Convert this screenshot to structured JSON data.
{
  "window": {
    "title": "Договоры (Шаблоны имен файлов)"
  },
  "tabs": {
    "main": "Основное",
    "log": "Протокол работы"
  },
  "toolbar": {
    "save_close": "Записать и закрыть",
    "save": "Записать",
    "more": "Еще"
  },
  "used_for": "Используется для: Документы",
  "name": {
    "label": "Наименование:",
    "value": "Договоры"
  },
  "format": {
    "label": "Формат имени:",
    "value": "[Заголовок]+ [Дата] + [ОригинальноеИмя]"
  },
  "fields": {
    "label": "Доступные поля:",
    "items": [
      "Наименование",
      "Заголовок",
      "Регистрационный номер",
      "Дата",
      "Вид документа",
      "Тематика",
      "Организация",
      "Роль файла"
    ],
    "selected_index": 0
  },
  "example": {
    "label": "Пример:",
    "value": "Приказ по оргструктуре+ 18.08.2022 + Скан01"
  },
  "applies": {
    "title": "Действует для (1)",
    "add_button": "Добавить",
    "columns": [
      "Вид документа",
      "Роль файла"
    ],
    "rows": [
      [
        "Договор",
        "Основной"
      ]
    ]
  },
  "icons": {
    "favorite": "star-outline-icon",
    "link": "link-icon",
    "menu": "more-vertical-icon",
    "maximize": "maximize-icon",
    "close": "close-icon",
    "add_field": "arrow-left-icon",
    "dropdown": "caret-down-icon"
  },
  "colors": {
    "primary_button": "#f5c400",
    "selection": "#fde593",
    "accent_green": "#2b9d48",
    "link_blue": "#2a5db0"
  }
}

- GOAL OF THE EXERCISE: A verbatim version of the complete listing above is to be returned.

- ANSWER SECTION:
Convert this screenshot to structured JSON data.
{
  "window": {
    "title": "Договоры (Шаблоны имен файлов)"
  },
  "tabs": {
    "main": "Основное",
    "log": "Протокол работы"
  },
  "toolbar": {
    "save_close": "Записать и закрыть",
    "save": "Записать",
    "more": "Еще"
  },
  "used_for": "Используется для: Документы",
  "name": {
    "label": "Наименование:",
    "value": "Договоры"
  },
  "format": {
    "label": "Формат имени:",
    "value": "[Заголовок]+ [Дата] + [ОригинальноеИмя]"
  },
  "fields": {
    "label": "Доступные поля:",
    "items": [
      "Наименование",
      "Заголовок",
      "Регистрационный номер",
      "Дата",
      "Вид документа",
      "Тематика",
      "Организация",
      "Роль файла"
    ],
    "selected_index": 0
  },
  "example": {
    "label": "Пример:",
    "value": "Приказ по оргструктуре+ 18.08.2022 + Скан01"
  },
  "applies": {
    "title": "Действует для (1)",
    "add_button": "Добавить",
    "columns": [
      "Вид документа",
      "Роль файла"
    ],
    "rows": [
      [
        "Договор",
        "Основной"
      ]
    ]
  },
  "icons": {
    "favorite": "star-outline-icon",
    "link": "link-icon",
    "menu": "more-vertical-icon",
    "maximize": "maximize-icon",
    "close": "close-icon",
    "add_field": "arrow-left-icon",
    "dropdown": "caret-down-icon"
  },
  "colors": {
    "primary_button": "#f5c400",
    "selection": "#fde593",
    "accent_green": "#2b9d48",
    "link_blue": "#2a5db0"
  }
}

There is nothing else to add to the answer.